Task data Start Marker

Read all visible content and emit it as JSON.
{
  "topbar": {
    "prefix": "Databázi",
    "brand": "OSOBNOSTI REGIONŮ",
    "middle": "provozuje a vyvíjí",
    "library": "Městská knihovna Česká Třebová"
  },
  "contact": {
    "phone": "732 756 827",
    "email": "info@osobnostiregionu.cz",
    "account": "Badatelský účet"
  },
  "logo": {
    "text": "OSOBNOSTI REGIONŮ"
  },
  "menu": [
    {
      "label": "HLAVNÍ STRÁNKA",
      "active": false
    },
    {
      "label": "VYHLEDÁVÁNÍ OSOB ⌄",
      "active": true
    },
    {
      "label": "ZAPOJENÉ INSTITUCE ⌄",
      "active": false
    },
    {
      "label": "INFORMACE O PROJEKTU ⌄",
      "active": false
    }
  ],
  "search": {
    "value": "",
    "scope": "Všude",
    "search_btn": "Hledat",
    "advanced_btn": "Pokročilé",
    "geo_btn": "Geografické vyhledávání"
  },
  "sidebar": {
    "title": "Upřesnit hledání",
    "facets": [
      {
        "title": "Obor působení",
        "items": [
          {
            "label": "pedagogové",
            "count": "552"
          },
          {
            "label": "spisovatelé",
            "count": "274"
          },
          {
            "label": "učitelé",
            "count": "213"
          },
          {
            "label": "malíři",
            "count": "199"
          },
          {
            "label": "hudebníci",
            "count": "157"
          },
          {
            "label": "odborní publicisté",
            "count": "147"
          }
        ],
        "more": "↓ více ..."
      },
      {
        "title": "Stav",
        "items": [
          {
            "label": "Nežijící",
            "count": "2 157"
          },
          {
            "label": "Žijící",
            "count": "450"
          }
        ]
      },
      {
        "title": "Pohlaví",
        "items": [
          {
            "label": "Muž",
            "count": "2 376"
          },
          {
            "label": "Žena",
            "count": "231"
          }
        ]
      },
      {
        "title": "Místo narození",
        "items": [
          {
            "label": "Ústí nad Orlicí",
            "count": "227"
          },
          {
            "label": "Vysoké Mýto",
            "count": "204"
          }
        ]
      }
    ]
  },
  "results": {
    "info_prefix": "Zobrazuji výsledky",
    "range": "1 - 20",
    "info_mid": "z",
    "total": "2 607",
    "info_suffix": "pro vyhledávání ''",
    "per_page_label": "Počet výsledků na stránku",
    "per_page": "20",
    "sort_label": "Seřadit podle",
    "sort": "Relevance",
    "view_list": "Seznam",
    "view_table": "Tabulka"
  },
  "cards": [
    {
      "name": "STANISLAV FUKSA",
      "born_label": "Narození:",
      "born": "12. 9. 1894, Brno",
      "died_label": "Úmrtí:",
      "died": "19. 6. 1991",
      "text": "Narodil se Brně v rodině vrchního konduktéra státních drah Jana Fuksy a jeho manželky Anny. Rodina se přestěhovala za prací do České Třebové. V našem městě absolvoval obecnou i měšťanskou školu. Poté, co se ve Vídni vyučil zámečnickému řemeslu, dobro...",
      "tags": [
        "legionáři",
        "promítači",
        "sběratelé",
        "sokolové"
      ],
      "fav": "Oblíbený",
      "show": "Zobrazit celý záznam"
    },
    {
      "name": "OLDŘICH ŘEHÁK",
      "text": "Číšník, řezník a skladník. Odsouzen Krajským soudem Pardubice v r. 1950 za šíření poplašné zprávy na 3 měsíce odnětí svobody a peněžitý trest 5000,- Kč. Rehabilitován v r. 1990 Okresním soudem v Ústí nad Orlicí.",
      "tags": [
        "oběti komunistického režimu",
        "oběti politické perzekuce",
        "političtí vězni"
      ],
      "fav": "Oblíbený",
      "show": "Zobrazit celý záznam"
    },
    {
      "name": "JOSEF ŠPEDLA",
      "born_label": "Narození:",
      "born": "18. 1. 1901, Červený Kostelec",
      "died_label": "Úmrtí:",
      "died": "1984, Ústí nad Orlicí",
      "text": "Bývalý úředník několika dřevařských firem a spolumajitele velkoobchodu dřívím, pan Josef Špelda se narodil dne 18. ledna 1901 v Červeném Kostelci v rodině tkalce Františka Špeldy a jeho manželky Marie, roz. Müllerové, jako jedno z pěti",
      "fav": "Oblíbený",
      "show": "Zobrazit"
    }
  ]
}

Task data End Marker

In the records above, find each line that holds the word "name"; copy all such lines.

      "name": "STANISLAV FUKSA",
      "name": "OLDŘICH ŘEHÁK",
      "name": "JOSEF ŠPEDLA",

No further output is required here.